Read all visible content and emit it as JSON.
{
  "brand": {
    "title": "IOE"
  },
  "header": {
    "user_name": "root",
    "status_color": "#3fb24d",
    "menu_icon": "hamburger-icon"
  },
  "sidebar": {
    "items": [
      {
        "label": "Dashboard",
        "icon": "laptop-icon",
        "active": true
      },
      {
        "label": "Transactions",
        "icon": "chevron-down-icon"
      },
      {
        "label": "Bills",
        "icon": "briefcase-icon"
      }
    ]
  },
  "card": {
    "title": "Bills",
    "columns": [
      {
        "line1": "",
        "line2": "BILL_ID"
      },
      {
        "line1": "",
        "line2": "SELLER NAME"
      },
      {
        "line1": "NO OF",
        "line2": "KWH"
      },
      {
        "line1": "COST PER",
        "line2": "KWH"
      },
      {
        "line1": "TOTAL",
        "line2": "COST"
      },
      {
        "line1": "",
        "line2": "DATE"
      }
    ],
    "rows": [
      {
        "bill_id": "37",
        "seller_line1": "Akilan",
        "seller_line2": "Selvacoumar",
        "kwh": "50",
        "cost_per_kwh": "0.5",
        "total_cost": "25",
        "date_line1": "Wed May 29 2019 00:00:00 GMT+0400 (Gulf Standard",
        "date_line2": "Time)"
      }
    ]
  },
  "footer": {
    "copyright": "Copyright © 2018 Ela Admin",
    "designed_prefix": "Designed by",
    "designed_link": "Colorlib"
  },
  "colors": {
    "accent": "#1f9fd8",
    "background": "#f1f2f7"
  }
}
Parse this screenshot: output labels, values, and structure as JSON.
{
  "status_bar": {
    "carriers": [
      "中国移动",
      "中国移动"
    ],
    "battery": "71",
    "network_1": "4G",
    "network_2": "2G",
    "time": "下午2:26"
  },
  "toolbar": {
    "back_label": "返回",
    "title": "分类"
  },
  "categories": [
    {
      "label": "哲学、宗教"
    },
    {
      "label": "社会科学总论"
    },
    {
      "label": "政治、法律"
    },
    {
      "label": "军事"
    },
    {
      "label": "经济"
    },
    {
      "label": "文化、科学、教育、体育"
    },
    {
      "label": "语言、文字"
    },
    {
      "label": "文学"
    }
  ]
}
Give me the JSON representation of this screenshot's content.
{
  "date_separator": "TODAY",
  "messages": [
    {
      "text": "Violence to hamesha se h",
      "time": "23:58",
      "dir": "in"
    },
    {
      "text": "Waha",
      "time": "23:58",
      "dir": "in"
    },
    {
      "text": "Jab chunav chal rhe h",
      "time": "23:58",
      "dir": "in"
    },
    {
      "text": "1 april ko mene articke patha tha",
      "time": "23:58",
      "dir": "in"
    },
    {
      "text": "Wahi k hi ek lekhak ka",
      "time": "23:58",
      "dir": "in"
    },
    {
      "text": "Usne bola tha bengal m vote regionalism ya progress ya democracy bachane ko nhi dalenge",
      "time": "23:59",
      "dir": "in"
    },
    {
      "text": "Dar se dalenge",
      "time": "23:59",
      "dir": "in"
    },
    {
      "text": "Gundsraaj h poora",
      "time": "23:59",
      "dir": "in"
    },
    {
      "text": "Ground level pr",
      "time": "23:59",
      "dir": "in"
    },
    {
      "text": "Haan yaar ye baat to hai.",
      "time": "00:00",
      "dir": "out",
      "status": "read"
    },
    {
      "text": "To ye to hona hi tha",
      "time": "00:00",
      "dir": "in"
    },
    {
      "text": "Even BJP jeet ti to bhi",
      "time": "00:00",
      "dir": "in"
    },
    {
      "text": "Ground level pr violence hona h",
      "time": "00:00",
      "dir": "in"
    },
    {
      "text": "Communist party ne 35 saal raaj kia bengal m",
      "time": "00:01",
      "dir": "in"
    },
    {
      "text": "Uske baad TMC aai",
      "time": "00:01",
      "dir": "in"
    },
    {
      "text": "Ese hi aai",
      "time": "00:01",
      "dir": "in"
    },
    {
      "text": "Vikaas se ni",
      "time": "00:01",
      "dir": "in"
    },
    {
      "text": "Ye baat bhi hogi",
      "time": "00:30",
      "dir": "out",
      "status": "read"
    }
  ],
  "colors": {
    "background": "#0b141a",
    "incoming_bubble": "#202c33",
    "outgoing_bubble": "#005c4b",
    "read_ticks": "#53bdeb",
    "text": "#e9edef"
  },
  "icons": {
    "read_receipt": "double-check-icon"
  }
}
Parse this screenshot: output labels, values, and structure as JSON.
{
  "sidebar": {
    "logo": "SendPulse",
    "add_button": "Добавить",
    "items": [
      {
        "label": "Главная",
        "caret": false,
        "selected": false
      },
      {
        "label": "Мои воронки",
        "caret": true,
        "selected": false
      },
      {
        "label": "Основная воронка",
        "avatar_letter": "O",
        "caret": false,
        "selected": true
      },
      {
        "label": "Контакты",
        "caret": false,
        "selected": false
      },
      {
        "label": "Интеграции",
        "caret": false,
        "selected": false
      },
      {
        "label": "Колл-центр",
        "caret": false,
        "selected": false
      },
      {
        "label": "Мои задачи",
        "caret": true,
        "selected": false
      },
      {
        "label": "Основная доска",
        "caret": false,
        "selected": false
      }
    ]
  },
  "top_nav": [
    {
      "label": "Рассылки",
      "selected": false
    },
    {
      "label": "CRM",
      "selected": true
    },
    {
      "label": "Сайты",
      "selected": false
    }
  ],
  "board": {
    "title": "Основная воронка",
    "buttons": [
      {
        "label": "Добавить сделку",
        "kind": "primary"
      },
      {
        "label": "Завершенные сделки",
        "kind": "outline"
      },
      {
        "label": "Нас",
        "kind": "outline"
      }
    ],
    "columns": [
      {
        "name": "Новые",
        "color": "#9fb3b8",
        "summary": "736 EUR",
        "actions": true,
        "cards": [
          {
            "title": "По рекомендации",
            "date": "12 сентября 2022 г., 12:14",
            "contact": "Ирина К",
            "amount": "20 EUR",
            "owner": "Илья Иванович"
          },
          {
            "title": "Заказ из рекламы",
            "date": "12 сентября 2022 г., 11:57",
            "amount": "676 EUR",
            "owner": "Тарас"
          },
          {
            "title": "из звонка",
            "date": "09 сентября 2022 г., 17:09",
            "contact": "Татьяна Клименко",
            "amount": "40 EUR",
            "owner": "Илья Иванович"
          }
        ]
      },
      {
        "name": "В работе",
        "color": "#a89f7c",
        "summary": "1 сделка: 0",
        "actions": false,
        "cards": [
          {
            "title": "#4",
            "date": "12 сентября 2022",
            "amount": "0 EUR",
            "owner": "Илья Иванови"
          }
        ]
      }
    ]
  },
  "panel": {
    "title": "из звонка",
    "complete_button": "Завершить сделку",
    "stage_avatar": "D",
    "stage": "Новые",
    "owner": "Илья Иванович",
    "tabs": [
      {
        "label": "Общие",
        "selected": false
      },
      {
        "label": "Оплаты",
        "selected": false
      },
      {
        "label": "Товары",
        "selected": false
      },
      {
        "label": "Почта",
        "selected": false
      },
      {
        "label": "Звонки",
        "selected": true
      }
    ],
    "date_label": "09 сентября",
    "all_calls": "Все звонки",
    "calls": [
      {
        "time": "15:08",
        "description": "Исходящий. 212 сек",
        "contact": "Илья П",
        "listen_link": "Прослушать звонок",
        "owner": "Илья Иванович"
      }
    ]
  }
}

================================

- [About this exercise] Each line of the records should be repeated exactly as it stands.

- [Exercise result]
Read all visible content and emit it as JSON.
{
  "brand": {
    "title": "IOE"
  },
  "header": {
    "user_name": "root",
    "status_color": "#3fb24d",
    "menu_icon": "hamburger-icon"
  },
  "sidebar": {
    "items": [
      {
        "label": "Dashboard",
        "icon": "laptop-icon",
        "active": true
      },
      {
        "label": "Transactions",
        "icon": "chevron-down-icon"
      },
      {
        "label": "Bills",
        "icon": "briefcase-icon"
      }
    ]
  },
  "card": {
    "title": "Bills",
    "columns": [
      {
        "line1": "",
        "line2": "BILL_ID"
      },
      {
        "line1": "",
        "line2": "SELLER NAME"
      },
      {
        "line1": "NO OF",
        "line2": "KWH"
      },
      {
        "line1": "COST PER",
        "line2": "KWH"
      },
      {
        "line1": "TOTAL",
        "line2": "COST"
      },
      {
        "line1": "",
        "line2": "DATE"
      }
    ],
    "rows": [
      {
        "bill_id": "37",
        "seller_line1": "Akilan",
        "seller_line2": "Selvacoumar",
        "kwh": "50",
        "cost_per_kwh": "0.5",
        "total_cost": "25",
        "date_line1": "Wed May 29 2019 00:00:00 GMT+0400 (Gulf Standard",
        "date_line2": "Time)"
      }
    ]
  },
  "footer": {
    "copyright": "Copyright © 2018 Ela Admin",
    "designed_prefix": "Designed by",
    "designed_link": "Colorlib"
  },
  "colors": {
    "accent": "#1f9fd8",
    "background": "#f1f2f7"
  }
}
Parse this screenshot: output labels, values, and structure as JSON.
{
  "status_bar": {
    "carriers": [
      "中国移动",
      "中国移动"
    ],
    "battery": "71",
    "network_1": "4G",
    "network_2": "2G",
    "time": "下午2:26"
  },
  "toolbar": {
    "back_label": "返回",
    "title": "分类"
  },
  "categories": [
    {
      "label": "哲学、宗教"
    },
    {
      "label": "社会科学总论"
    },
    {
      "label": "政治、法律"
    },
    {
      "label": "军事"
    },
    {
      "label": "经济"
    },
    {
      "label": "文化、科学、教育、体育"
    },
    {
      "label": "语言、文字"
    },
    {
      "label": "文学"
    }
  ]
}
Give me the JSON representation of this screenshot's content.
{
  "date_separator": "TODAY",
  "messages": [
    {
      "text": "Violence to hamesha se h",
      "time": "23:58",
      "dir": "in"
    },
    {
      "text": "Waha",
      "time": "23:58",
      "dir": "in"
    },
    {
      "text": "Jab chunav chal rhe h",
      "time": "23:58",
      "dir": "in"
    },
    {
      "text": "1 april ko mene articke patha tha",
      "time": "23:58",
      "dir": "in"
    },
    {
      "text": "Wahi k hi ek lekhak ka",
      "time": "23:58",
      "dir": "in"
    },
    {
      "text": "Usne bola tha bengal m vote regionalism ya progress ya democracy bachane ko nhi dalenge",
      "time": "23:59",
      "dir": "in"
    },
    {
      "text": "Dar se dalenge",
      "time": "23:59",
      "dir": "in"
    },
    {
      "text": "Gundsraaj h poora",
      "time": "23:59",
      "dir": "in"
    },
    {
      "text": "Ground level pr",
      "time": "23:59",
      "dir": "in"
    },
    {
      "text": "Haan yaar ye baat to hai.",
      "time": "00:00",
      "dir": "out",
      "status": "read"
    },
    {
      "text": "To ye to hona hi tha",
      "time": "00:00",
      "dir": "in"
    },
    {
      "text": "Even BJP jeet ti to bhi",
      "time": "00:00",
      "dir": "in"
    },
    {
      "text": "Ground level pr violence hona h",
      "time": "00:00",
      "dir": "in"
    },
    {
      "text": "Communist party ne 35 saal raaj kia bengal m",
      "time": "00:01",
      "dir": "in"
    },
    {
      "text": "Uske baad TMC aai",
      "time": "00:01",
      "dir": "in"
    },
    {
      "text": "Ese hi aai",
      "time": "00:01",
      "dir": "in"
    },
    {
      "text": "Vikaas se ni",
      "time": "00:01",
      "dir": "in"
    },
    {
      "text": "Ye baat bhi hogi",
      "time": "00:30",
      "dir": "out",
      "status": "read"
    }
  ],
  "colors": {
    "background": "#0b141a",
    "incoming_bubble": "#202c33",
    "outgoing_bubble": "#005c4b",
    "read_ticks": "#53bdeb",
    "text": "#e9edef"
  },
  "icons": {
    "read_receipt": "double-check-icon"
  }
}
Parse this screenshot: output labels, values, and structure as JSON.
{
  "sidebar": {
    "logo": "SendPulse",
    "add_button": "Добавить",
    "items": [
      {
        "label": "Главная",
        "caret": false,
        "selected": false
      },
      {
        "label": "Мои воронки",
        "caret": true,
        "selected": false
      },
      {
        "label": "Основная воронка",
        "avatar_letter": "O",
        "caret": false,
        "selected": true
      },
      {
        "label": "Контакты",
        "caret": false,
        "selected": false
      },
      {
        "label": "Интеграции",
        "caret": false,
        "selected": false
      },
      {
        "label": "Колл-центр",
        "caret": false,
        "selected": false
      },
      {
        "label": "Мои задачи",
        "caret": true,
        "selected": false
      },
      {
        "label": "Основная доска",
        "caret": false,
        "selected": false
      }
    ]
  },
  "top_nav": [
    {
      "label": "Рассылки",
      "selected": false
    },
    {
      "label": "CRM",
      "selected": true
    },
    {
      "label": "Сайты",
      "selected": false
    }
  ],
  "board": {
    "title": "Основная воронка",
    "buttons": [
      {
        "label": "Добавить сделку",
        "kind": "primary"
      },
      {
        "label": "Завершенные сделки",
        "kind": "outline"
      },
      {
        "label": "Нас",
        "kind": "outline"
      }
    ],
    "columns": [
      {
        "name": "Новые",
        "color": "#9fb3b8",
        "summary": "736 EUR",
        "actions": true,
        "cards": [
          {
            "title": "По рекомендации",
            "date": "12 сентября 2022 г., 12:14",
            "contact": "Ирина К",
            "amount": "20 EUR",
            "owner": "Илья Иванович"
          },
          {
            "title": "Заказ из рекламы",
            "date": "12 сентября 2022 г., 11:57",
            "amount": "676 EUR",
            "owner": "Тарас"
          },
          {
            "title": "из звонка",
            "date": "09 сентября 2022 г., 17:09",
            "contact": "Татьяна Клименко",
            "amount": "40 EUR",
            "owner": "Илья Иванович"
          }
        ]
      },
      {
        "name": "В работе",
        "color": "#a89f7c",
        "summary": "1 сделка: 0",
        "actions": false,
        "cards": [
          {
            "title": "#4",
            "date": "12 сентября 2022",
            "amount": "0 EUR",
            "owner": "Илья Иванови"
          }
        ]
      }
    ]
  },
  "panel": {
    "title": "из звонка",
    "complete_button": "Завершить сделку",
    "stage_avatar": "D",
    "stage": "Новые",
    "owner": "Илья Иванович",
    "tabs": [
      {
        "label": "Общие",
        "selected": false
      },
      {
        "label": "Оплаты",
        "selected": false
      },
      {
        "label": "Товары",
        "selected": false
      },
      {
        "label": "Почта",
        "selected": false
      },
      {
        "label": "Звонки",
        "selected": true
      }
    ],
    "date_label": "09 сентября",
    "all_calls": "Все звонки",
    "calls": [
      {
        "time": "15:08",
        "description": "Исходящий. 212 сек",
        "contact": "Илья П",
        "listen_link": "Прослушать звонок",
        "owner": "Илья Иванович"
      }
    ]
  }
}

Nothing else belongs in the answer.